■ Exercise
Below are some entries; report how many of their lines contain the word "subject", giving nothing besides the number.
================================
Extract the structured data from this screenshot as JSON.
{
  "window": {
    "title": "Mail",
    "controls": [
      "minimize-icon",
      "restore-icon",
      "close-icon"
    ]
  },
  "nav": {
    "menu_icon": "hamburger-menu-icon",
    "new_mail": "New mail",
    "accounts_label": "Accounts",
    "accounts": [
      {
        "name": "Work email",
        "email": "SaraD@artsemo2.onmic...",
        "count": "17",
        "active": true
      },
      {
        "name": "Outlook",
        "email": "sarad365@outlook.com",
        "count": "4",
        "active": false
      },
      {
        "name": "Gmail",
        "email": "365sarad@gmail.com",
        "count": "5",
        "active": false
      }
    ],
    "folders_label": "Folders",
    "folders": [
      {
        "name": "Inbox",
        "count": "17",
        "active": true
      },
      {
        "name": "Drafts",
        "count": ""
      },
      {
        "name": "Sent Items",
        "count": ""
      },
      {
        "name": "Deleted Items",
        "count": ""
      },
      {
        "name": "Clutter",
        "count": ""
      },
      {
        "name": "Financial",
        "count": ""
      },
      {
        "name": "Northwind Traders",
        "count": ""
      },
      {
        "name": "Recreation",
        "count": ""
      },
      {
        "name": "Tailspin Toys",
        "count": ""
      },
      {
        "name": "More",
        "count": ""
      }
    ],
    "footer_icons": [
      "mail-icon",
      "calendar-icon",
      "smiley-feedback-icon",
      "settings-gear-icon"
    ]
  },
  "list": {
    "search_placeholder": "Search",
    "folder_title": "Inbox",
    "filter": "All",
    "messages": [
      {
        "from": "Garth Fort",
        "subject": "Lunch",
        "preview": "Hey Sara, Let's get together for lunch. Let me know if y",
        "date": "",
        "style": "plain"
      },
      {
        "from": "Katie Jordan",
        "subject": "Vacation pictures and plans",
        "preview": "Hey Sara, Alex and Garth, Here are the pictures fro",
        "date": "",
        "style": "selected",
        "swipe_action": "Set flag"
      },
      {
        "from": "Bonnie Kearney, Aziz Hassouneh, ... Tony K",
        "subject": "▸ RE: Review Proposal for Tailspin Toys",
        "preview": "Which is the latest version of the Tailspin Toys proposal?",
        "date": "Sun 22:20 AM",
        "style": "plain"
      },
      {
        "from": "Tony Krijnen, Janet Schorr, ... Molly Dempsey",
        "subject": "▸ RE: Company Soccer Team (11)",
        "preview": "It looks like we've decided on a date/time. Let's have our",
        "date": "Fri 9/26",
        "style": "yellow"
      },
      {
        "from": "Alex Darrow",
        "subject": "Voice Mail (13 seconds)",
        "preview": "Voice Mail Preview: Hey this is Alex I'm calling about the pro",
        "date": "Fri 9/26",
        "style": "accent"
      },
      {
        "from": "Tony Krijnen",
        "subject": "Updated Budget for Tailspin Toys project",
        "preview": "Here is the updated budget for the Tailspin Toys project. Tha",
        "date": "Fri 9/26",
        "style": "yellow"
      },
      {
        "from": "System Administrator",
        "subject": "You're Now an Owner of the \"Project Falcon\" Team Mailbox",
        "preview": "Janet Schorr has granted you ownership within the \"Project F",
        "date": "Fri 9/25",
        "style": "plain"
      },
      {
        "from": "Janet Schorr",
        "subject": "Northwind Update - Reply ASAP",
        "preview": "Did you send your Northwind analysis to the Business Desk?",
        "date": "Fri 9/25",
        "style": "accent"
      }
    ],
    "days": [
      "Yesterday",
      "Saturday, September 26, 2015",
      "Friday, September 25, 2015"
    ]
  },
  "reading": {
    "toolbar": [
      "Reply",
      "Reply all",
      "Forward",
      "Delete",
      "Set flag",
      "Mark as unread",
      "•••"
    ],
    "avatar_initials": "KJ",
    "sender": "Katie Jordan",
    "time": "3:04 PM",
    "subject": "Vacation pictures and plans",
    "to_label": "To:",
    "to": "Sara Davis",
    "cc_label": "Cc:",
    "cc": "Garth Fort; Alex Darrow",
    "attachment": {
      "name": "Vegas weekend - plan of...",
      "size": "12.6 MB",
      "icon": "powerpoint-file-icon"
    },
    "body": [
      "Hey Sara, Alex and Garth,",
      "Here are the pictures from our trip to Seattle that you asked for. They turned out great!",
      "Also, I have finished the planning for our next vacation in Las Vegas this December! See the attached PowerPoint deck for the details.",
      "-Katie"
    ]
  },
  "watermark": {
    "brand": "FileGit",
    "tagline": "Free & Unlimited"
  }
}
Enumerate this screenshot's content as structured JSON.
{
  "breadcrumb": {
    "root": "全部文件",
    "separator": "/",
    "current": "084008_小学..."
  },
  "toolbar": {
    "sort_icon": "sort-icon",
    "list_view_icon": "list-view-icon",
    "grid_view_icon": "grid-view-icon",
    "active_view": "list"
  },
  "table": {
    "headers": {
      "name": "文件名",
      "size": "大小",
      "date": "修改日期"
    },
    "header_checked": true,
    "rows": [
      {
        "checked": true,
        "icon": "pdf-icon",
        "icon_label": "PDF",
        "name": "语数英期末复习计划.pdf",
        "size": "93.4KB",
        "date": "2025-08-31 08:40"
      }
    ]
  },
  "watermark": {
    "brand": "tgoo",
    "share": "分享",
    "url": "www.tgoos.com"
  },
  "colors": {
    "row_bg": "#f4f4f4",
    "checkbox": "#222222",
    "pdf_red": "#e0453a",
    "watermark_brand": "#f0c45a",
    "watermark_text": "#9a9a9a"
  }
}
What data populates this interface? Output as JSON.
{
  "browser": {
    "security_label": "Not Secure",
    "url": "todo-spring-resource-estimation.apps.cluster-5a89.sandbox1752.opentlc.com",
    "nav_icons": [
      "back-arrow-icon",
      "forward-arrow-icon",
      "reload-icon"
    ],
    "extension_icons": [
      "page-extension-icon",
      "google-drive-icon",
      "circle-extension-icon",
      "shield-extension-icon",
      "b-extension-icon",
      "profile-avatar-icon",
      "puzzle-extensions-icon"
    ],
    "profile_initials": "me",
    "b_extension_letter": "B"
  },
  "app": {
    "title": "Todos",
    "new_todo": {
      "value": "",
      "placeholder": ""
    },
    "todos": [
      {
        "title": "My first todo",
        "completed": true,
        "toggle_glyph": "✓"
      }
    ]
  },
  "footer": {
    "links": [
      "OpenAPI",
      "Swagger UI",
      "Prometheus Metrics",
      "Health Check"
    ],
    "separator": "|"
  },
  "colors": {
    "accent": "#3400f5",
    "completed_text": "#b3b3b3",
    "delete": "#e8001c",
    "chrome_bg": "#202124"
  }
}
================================
■ Exercise output
9